AVAILABLE DATA Block Start
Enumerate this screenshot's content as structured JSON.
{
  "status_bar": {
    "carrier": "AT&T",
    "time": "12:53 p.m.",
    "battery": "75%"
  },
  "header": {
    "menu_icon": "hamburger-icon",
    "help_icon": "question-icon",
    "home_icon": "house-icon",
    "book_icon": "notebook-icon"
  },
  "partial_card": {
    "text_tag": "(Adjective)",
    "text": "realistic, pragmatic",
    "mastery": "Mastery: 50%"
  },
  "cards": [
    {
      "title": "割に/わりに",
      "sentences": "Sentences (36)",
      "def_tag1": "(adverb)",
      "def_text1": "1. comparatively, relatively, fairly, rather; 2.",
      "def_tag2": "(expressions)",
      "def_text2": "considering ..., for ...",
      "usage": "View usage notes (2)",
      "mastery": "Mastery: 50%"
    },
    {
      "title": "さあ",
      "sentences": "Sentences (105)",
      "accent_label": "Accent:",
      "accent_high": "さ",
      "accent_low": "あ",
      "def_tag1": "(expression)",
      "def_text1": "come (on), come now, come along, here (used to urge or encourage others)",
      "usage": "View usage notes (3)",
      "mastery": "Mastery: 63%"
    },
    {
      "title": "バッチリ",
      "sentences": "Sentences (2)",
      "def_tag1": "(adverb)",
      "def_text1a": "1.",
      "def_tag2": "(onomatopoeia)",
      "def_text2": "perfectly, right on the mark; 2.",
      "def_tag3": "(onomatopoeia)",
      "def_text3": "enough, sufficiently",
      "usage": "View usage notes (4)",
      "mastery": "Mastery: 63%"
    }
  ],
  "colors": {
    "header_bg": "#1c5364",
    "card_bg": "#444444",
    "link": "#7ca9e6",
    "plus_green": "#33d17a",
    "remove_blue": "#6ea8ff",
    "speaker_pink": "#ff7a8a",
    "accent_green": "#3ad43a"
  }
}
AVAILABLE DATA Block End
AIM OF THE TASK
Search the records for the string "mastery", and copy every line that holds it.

TASK OUTPUT
    "mastery": "Mastery: 50%"
      "mastery": "Mastery: 50%"
      "mastery": "Mastery: 63%"
      "mastery": "Mastery: 63%"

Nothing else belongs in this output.